After Kev's first trip to Dhaka he swore he would never return.  He was appalled by the poverty and desperation.  Now on his eighth return trip, he has an understanding of the culture and a curiosity for how people can be so friendly in a place of poverty unimaginable by American standards.  He has been followed several blocks by small children looking for food.  He sees people bathing in the same water where sewage runs. Dhaka's smog and filth eclipse most sunlight.  The air constantly muffled by an assault of car horns as makeshift vehicles clog roads.  But yet he finds color, beauty and vibrancy in this city.
As for bunny, she was born from an up-cycled cashmere sweater made in Bangladesh (most likely in one of the many clothing factories in Dhaka), sold in America, and cast aside after a moth made a meal of it.  She will be a gift to the new baby of my husband's co-worker who lives in Dhaka.  This bunny will be in a safe home.  But this got me thinking about the many children of Dhaka who will sleep on the streets, often fending for themselves for food, shelter and safety. Could a bunny make a difference in a child's life? 
Some ideas are fleeting.  We get a notion to do something bigger than ourselves- feel like there's a spiritual nod in this direction or cause but we get overwhelmed by how to transfer a belief into action.

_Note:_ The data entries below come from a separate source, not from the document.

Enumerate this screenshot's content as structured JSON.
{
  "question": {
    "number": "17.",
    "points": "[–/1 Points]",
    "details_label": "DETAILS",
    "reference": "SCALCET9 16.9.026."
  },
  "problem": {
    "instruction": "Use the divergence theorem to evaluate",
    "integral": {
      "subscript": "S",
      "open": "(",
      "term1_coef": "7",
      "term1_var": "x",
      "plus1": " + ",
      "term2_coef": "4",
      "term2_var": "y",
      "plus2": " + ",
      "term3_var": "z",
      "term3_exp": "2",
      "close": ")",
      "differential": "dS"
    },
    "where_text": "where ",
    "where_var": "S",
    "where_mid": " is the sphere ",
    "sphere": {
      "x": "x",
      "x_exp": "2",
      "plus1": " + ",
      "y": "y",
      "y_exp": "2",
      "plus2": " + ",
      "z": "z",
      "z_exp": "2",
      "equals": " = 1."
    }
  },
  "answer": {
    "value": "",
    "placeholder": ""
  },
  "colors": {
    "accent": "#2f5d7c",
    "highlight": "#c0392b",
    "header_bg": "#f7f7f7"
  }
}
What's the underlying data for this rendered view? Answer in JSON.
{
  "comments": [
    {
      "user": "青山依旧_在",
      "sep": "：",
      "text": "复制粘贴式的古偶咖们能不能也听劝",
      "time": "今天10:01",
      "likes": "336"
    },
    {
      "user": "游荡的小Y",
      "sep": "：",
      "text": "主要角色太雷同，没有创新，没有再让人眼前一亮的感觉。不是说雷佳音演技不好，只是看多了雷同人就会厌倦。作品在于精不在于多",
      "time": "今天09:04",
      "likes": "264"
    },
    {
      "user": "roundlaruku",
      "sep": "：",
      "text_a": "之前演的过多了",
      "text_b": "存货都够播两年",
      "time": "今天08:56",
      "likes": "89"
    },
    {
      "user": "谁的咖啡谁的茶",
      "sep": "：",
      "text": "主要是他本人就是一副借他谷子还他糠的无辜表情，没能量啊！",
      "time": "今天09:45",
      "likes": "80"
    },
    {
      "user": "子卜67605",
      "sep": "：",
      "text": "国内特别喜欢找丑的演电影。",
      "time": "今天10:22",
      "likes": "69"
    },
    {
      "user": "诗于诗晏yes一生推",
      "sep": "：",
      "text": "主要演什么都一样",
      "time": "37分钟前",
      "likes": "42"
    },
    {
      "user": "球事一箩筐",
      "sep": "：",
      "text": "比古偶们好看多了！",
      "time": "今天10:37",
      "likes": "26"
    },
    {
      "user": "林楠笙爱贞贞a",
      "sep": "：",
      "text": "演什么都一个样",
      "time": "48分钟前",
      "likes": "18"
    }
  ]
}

This is where I am- stuck between seeing signs and trusting the direction.  So for now this bunny returns to her roots to bring smiles to a newborn girl as she grows.  And who knows; maybe one day both this wee girl and her bunny will make a difference in this world.

Tuesday, February 4, 2014

Studio Mice Stealing Hearts

January went by faster than a startled cat!  It was a month of studio changes, refocus, and wake up calls- but more on that later.  Today is a light and fluffy kind of return to my blogging side.  Today is a day to introduce the studio mice of 2014. 
The new studio mice are made of up-cycled wool and cashmere.
They are simple critters with big hearts.
Though they are quiet and relatively unobtrusive, they do tend to multiply quickly.

To see more studio mice, check out where they dwell on Early Work Mercantile,  Etsy, and Hendley Market.